Bill Description: Senate Bill 1080 would require any chamber seeking to intervene in a legal case challenging the constitutionality of an Idaho statute to do so only through the Senate president pro tempore or Speaker of the House, as applicable.
NOTE: Senate Bill 1080 is similar to Senate Bill 1045, introduced earlier this session. It slightly rewords the new language, but the two bills are essentially the same.
Does it violate the spirit or the letter of either the U.S. Constitution or the Idaho Constitution? Examples include restrictions on speech, public assembly, the press, privacy, private property, or firearms. Conversely, does it restore or uphold the protections guaranteed in the U.S. Constitution or the Idaho Constitution?
Currently, Section 67-465, Idaho Code, says, "When a party to an action challenges in state or federal court the constitutionality of an Idaho statute, facially or as applied, challenges an Idaho statute as violating or being preempted by federal law, or otherwise challenges the construction or validity of an Idaho statute, either or both houses of the legislature may intervene in the action as a matter of right by serving a motion upon the parties as provided in state or federal rules of civil procedure, whichever is applicable."
Senate Bill 1080 would amend this section to say that "the legislature may intervene, through the senate president pro tempore or the speaker of the house of representatives, or both, in the action as a matter of right by filing a motion in the court as provided in state or federal rules of civil procedure. ..."
Instead of saying "either or both houses of the legislature may intervene," this new language requires a legislative chamber to take action only through a single member of leadership, and it does not clarify a process whereby other members of the body could initiate such action.
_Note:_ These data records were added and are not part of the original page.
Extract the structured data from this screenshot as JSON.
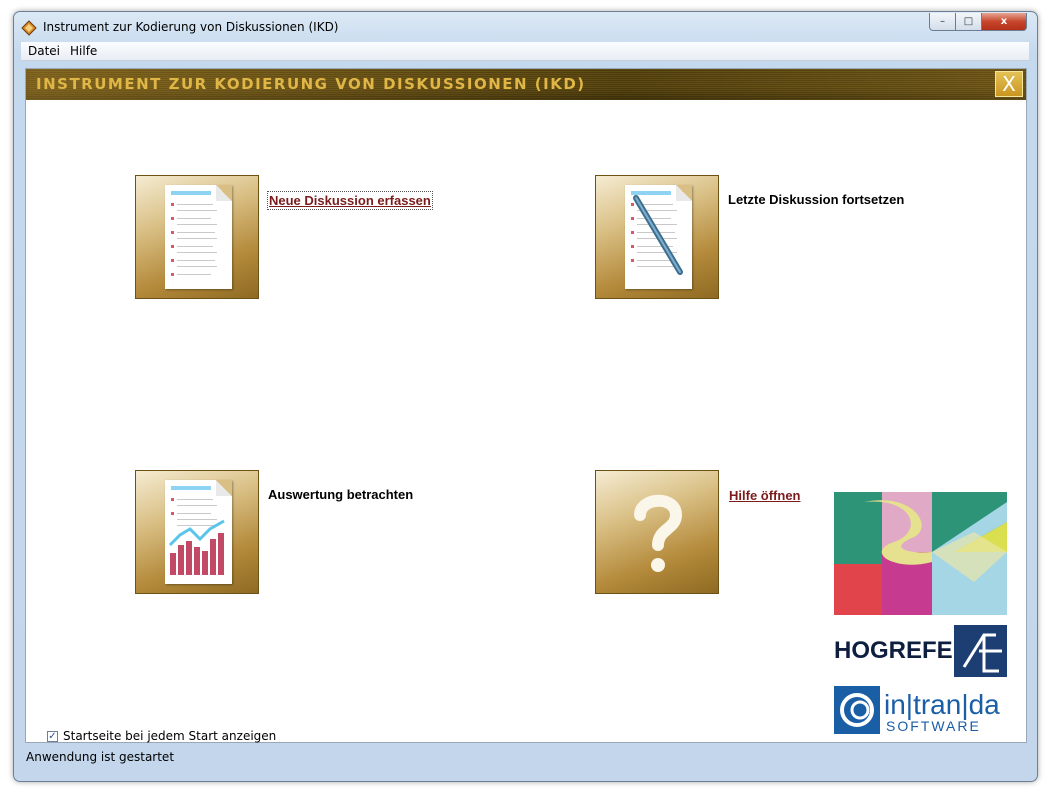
{
  "window": {
    "title": "Instrument zur Kodierung von Diskussionen (IKD)",
    "controls": {
      "minimize": "–",
      "maximize": "□",
      "close": "x"
    }
  },
  "menu": {
    "items": [
      "Datei",
      "Hilfe"
    ]
  },
  "banner": {
    "title": "INSTRUMENT ZUR KODIERUNG VON DISKUSSIONEN (IKD)",
    "close_label": "X"
  },
  "actions": [
    {
      "label": "Neue Diskussion erfassen",
      "style": "link"
    },
    {
      "label": "Letzte Diskussion fortsetzen",
      "style": "plain"
    },
    {
      "label": "Auswertung betrachten",
      "style": "plain"
    },
    {
      "label": "Hilfe öffnen",
      "style": "link"
    }
  ],
  "startpage_checkbox": {
    "label": "Startseite bei jedem Start anzeigen",
    "checked": true,
    "mark": "✓"
  },
  "status": {
    "text": "Anwendung ist gestartet"
  },
  "logos": {
    "hogrefe": "HOGREFE",
    "intranda_top": "in|tran|da",
    "intranda_bottom": "SOFTWARE"
  },
  "colors": {
    "banner_bg": "#4a3a0c",
    "banner_text": "#e0b646",
    "link": "#7a1c1c",
    "tile_gold": "#b48a3b"
  }
}
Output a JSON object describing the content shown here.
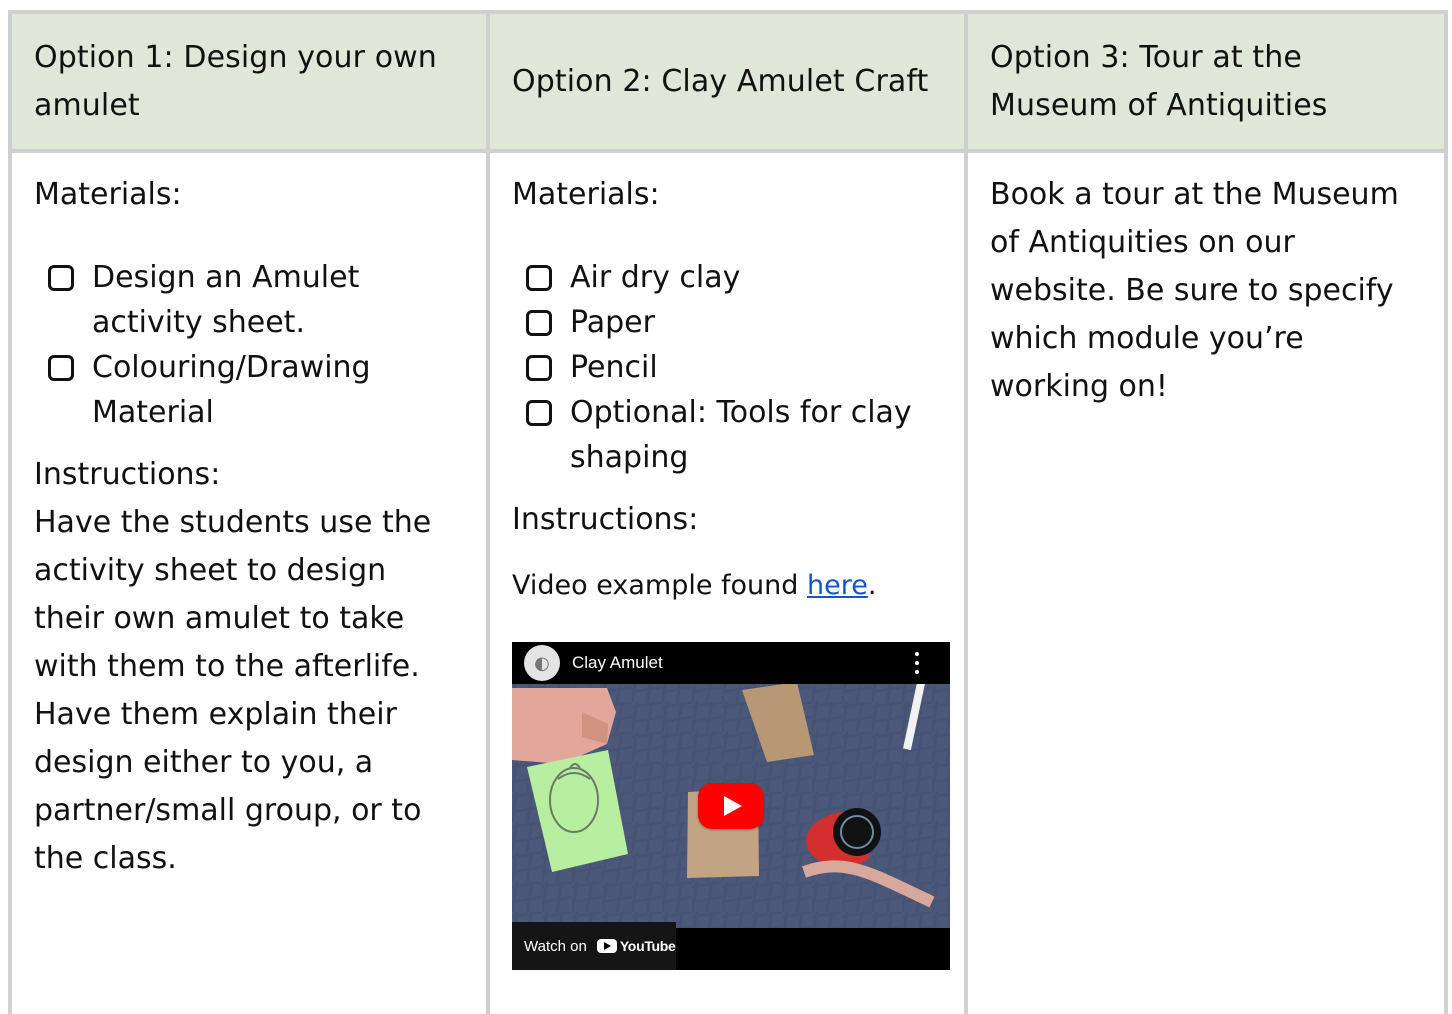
{
  "headers": {
    "option1": "Option 1: Design your own amulet",
    "option2": "Option 2: Clay Amulet Craft",
    "option3": "Option 3: Tour at the Museum of Antiquities"
  },
  "col1": {
    "materials_label": "Materials:",
    "materials": [
      "Design an Amulet activity sheet.",
      "Colouring/Drawing Material"
    ],
    "instructions_label": "Instructions:",
    "instructions": "Have the students use the activity sheet to design their own amulet to take with them to the afterlife. Have them explain their design either to you, a partner/small group, or to the class."
  },
  "col2": {
    "materials_label": "Materials:",
    "materials": [
      "Air dry clay",
      "Paper",
      "Pencil",
      "Optional: Tools for clay shaping"
    ],
    "instructions_label": "Instructions:",
    "video_text_prefix": "Video example found ",
    "video_link_text": "here",
    "video_text_suffix": ".",
    "video": {
      "title": "Clay Amulet",
      "watch_on": "Watch on",
      "brand": "YouTube"
    }
  },
  "col3": {
    "text": "Book a tour at the Museum of Antiquities on our website. Be sure to specify which module you’re working on!"
  },
  "colors": {
    "header_bg": "#dfe7d8",
    "border": "#cfcfcf",
    "link": "#1155cc",
    "play_red": "#ff0000"
  }
}
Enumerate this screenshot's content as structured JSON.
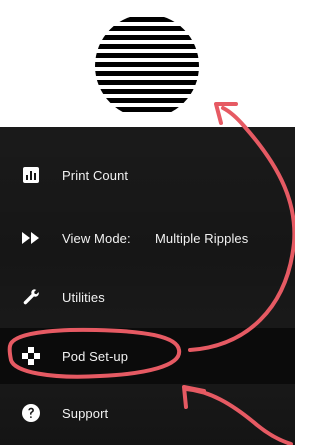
{
  "logo": {
    "icon": "striped-circle-logo-icon",
    "color": "#000000"
  },
  "menu": {
    "background": "#161616",
    "text_color": "#f2f2f2",
    "items": [
      {
        "id": "print-count",
        "label": "Print Count",
        "value": "",
        "icon": "bar-chart-icon"
      },
      {
        "id": "view-mode",
        "label": "View Mode:",
        "value": "Multiple Ripples",
        "icon": "fast-forward-icon"
      },
      {
        "id": "utilities",
        "label": "Utilities",
        "value": "",
        "icon": "wrench-icon"
      },
      {
        "id": "pod-setup",
        "label": "Pod Set-up",
        "value": "",
        "icon": "pod-grid-icon"
      },
      {
        "id": "support",
        "label": "Support",
        "value": "",
        "icon": "help-icon"
      }
    ]
  },
  "annotation": {
    "color": "#e65a63"
  }
}
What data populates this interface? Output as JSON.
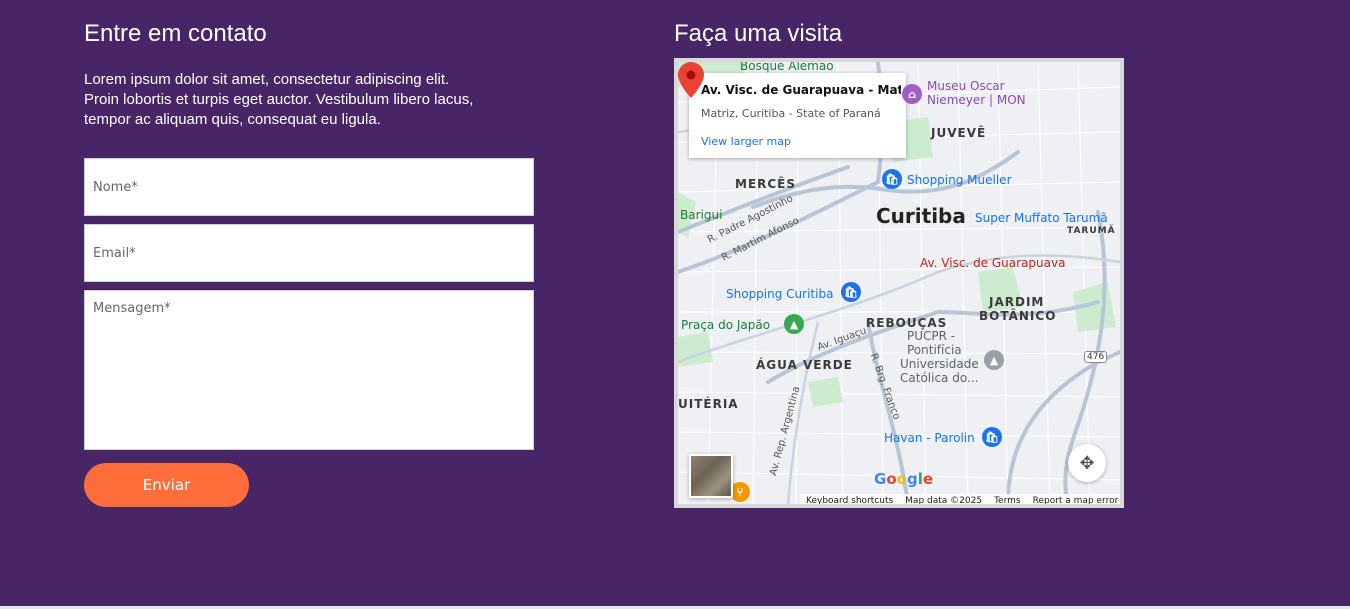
{
  "contact": {
    "title": "Entre em contato",
    "intro_line1": "Lorem ipsum dolor sit amet, consectetur adipiscing elit.",
    "intro_line2": "Proin lobortis et turpis eget auctor. Vestibulum libero lacus,",
    "intro_line3": "tempor ac aliquam quis, consequat eu ligula.",
    "name_placeholder": "Nome*",
    "email_placeholder": "Email*",
    "message_placeholder": "Mensagem*",
    "submit_label": "Enviar"
  },
  "visit": {
    "title": "Faça uma visita"
  },
  "map": {
    "info_title": "Av. Visc. de Guarapuava - Mat...",
    "info_subtitle": "Matriz, Curitiba - State of Paraná",
    "info_link": "View larger map",
    "labels": {
      "bosque": "Bosque Alemão",
      "museu1": "Museu Oscar",
      "museu2": "Niemeyer | MON",
      "juveve": "JUVEVÊ",
      "merces": "MERCÊS",
      "shopping_mueller": "Shopping Mueller",
      "barigui": "Barigui",
      "curitiba": "Curitiba",
      "supermuffato": "Super Muffato Tarumã",
      "taruma": "TARUMÃ",
      "padre": "R. Padre Agostinho",
      "martim": "R. Martim Afonso",
      "marker_label": "Av. Visc. de Guarapuava",
      "shopping_curitiba": "Shopping Curitiba",
      "jardim": "JARDIM",
      "botanico": "BOTÂNICO",
      "praca": "Praça do Japão",
      "reboucas": "REBOUÇAS",
      "iguacu": "Av. Iguaçu",
      "pucpr1": "PUCPR -",
      "pucpr2": "Pontifícia",
      "pucpr3": "Universidade",
      "pucpr4": "Católica do...",
      "agua_verde": "ÁGUA VERDE",
      "brg": "R. Brg. Franco",
      "uiteria": "UITÉRIA",
      "argentina": "Av. Rep. Argentina",
      "havan": "Havan - Parolin",
      "route": "476"
    },
    "google": [
      "G",
      "o",
      "o",
      "g",
      "l",
      "e"
    ],
    "footer": {
      "shortcuts": "Keyboard shortcuts",
      "data": "Map data ©2025",
      "terms": "Terms",
      "report": "Report a map error"
    },
    "colors": {
      "pin_red": "#ea4335",
      "poi_blue": "#1a73e8",
      "park_green": "#188038",
      "museum_purple": "#8a4ab5"
    }
  },
  "colors": {
    "background": "#472566",
    "button": "#ff6e3a"
  }
}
Moreover, it is unclear what level of discretion the president pro tempore or Speaker would have in deciding whether to take action.